Cindy Lange-Kubick: 17 years later, remembering a Tuesday in September
I keep the bracelet on my newsroom desk, on a shelf I never dust, next to the dictionary I never use and the photographs of growing grandbabies I never update.
It’s silver, like a POW bracelet from the Vietnam War.
It’s tarnished after 17 years, too, but you can still read the engraved words: PEGGIE HURT PENTAGON.
I’m not sure when I stopped wearing it, or exactly why, but I remember the day Hurt died.
Here’s a look at 9/11 Memorial ceremony on steps of Nebraska State Capitol. @LincFireRescue has a live-streamed feed of the ceremonies. pic.twitter.com/BKYoQPHFSC — Riley Johnson (@LJSRileyJohnson) September 11, 2018
A sunny Tuesday, like today.
I was finishing my morning run when the first plane hit and made it back to my living room to stare at my television screen as a hijacked jet crossed a blue sky and crashed into the second World Trade Center tower.
By the time the third plane hit the Pentagon, and a fourth crashed in a Pennsylvania field, it felt like the end of the world.
And it was just the beginning.
My oldest son had left for college a few weeks earlier and I had a lunch date with his dormmate’s mom to talk about how our babies were faring as freshmen.
Sept. 11, 2001, was one of the few times he called home.
Now I think about all of the babies born that day who are high school seniors deciding the next step in their lives. It’s sobering to think that what they know about 9/11 comes from their parents’ memories and clippings from baby books and from history class.
They won’t have a memory of how empty the skies were the long week that followed 9/11. Of travelers stuck in hotel rooms watching news from home.
Of sleeping at the foot of their parents’ bed, too scared to be alone.
They won’t recall nightmares of buildings falling or fires burning, or office workers jumping to the pavement below.
But I hope they will know the stories of ordinary Americans who lined up to give blood.
Firefighters who ran up countless flights of stairs as office workers made their way down.
Of all the lives lost and how much they were loved and are missed.
Like Julie Geis, 44, a farm girl from Beaver Crossing, who went on to be a Husker softball star and a businesswoman, and who arrived in NYC a day early for an appointment.
And Monte Hord, 46, a fun-loving father of three from Central City, who graduated from UNL in ’77, worked at Cantor Fitzgerald and turned to the man next to him on the train the morning he died — the regular commuter he rarely talked to — and said: “Life is good.”
And Larry Getzfred, “the Getz,” a 57-year-old Navy veteran from Elgin who served his country for 38 years and worked at the Pentagon, a husband and father who made dollhouses for the two daughters he loved more than anything.
And the hometown girl, Jennifer Dorsey Howley, 34, a Lincoln Southeast graduate pregnant with her first baby, who threw pizza parties for her employees and played rock ‘n’ roll in the office.
Her dad was my plumber.
The world is small.
When the war began, Nebraskans went off to fight and the paper filled with memorials to soldiers who lost their lives or their limbs.
Those of us not intimately touched by all that death often forget what we promised when we stood at vigils, singing anthems and waving flags: To be united.
On that Tuesday afternoon, 17 years ago, I drove around town and down the highway talking to ordinary people.
The barber who said no one was talking football.

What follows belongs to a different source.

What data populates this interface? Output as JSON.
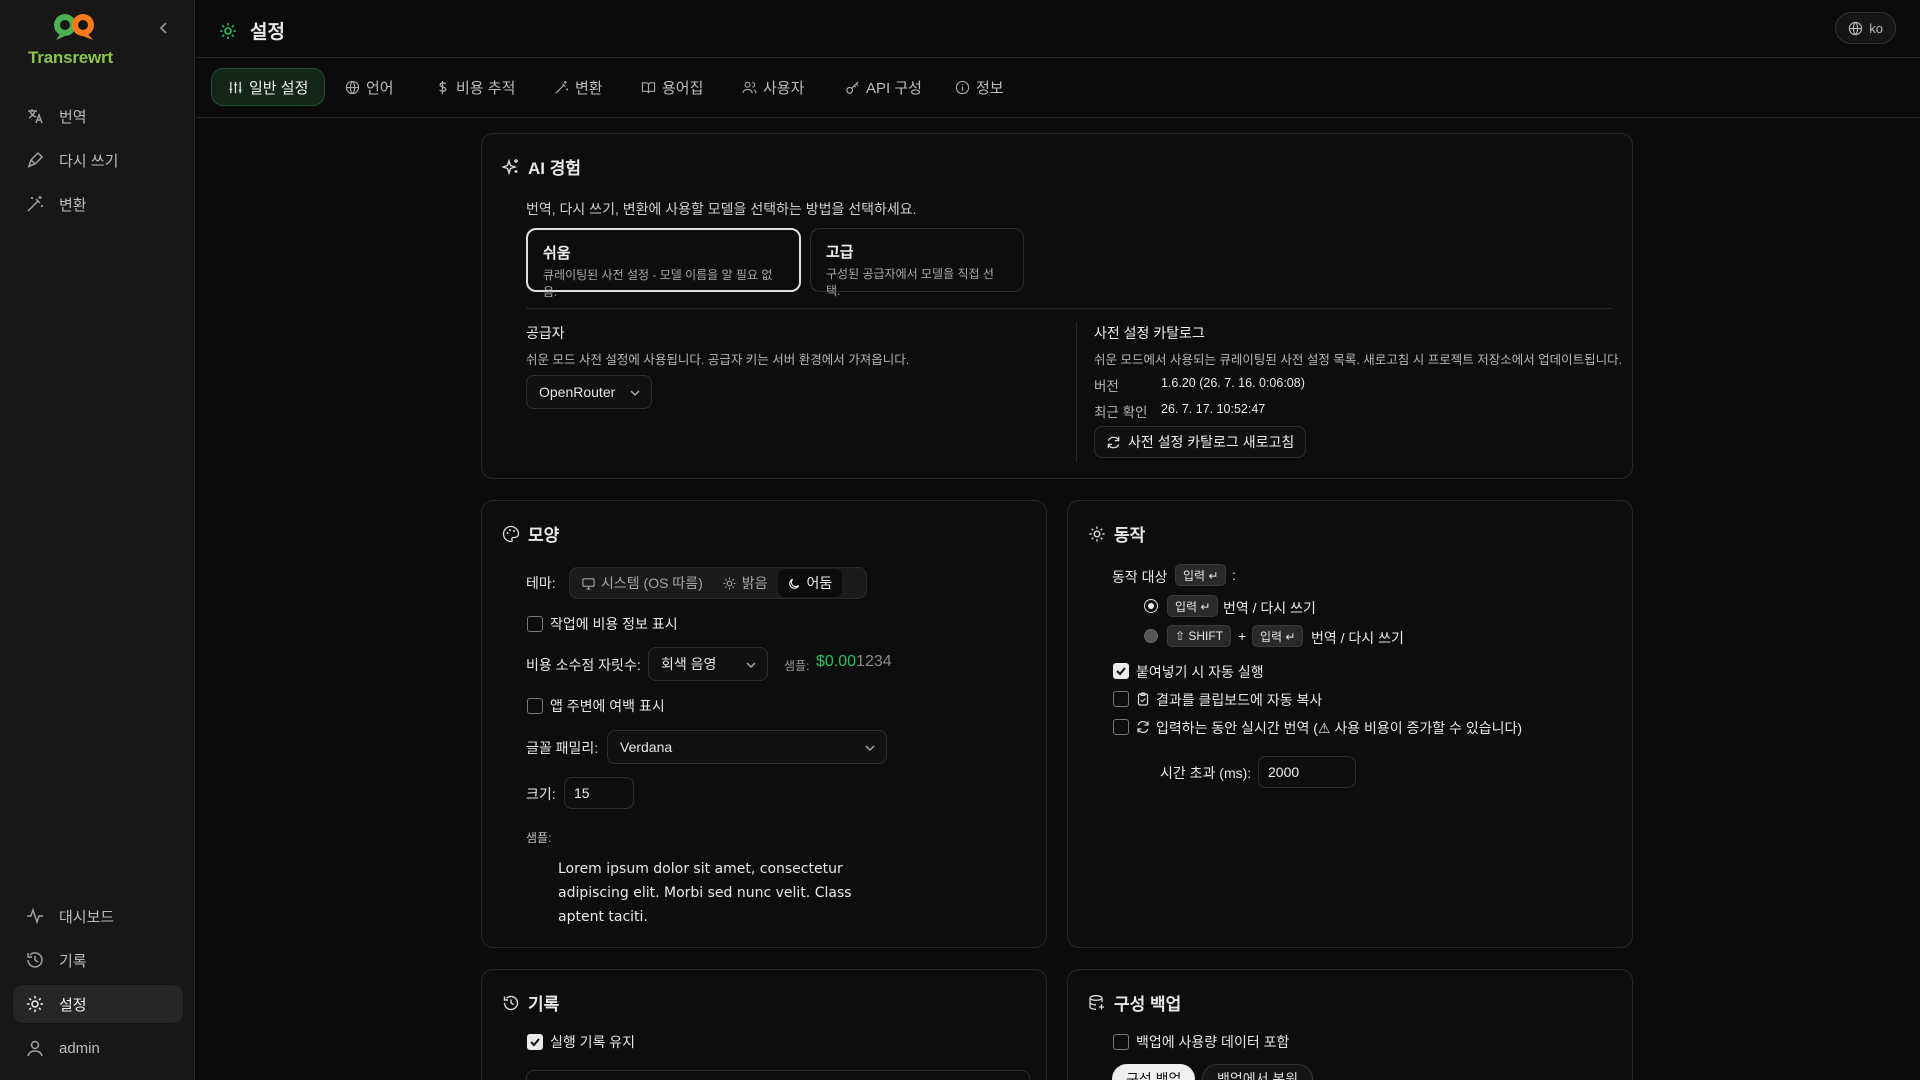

The woman who felt compelled to hang her flag.
The Pearl Harbor survivor who talked about the planes, the smoke and the devastation of a Sunday morning in 1941 as if it were yesterday.
It looked a lot like the scene he watched on his television set 70 years later, the 86-year-old said.
“You can’t believe it — here in this country. I think it will be awhile before we shed this one.”
Another Sept. 11 is here.
It seems appropriate to pause.
The bracelet on my desk is called a Mercy BAND and the woman who created them wanted to give people a way to honor the victims of Sept. 11 by “bearing another name daily.”
She hoped that those who wore the silver bracelets would become “storytellers for a life cut too short.”
And this is what I can tell you about Peggie Hurt:
That her friends called her “Mz. Fyne.” That she was an only child and a single woman. That she’d lost her mother, but that her Aunt Margaret considered her a daughter.
I know the 36-year-old sang soprano in the church choir, graduated from college with honors, attended the Black Family Reunion on the Mall in Washington, D.C.
That she loved her cousins and friends and the Lord. Drank Down Unders at Outback, took her grandma out to dinner the night before she died and had happily started her job as a civilian accountant at the Pentagon two weeks before 9/11.
A woman mourned by those who knew and loved her that long-ago September.
“I will miss your laughter and you making me laugh,” one wrote in tribute. “I will miss your innocence that even the city could not touch or tarnish.”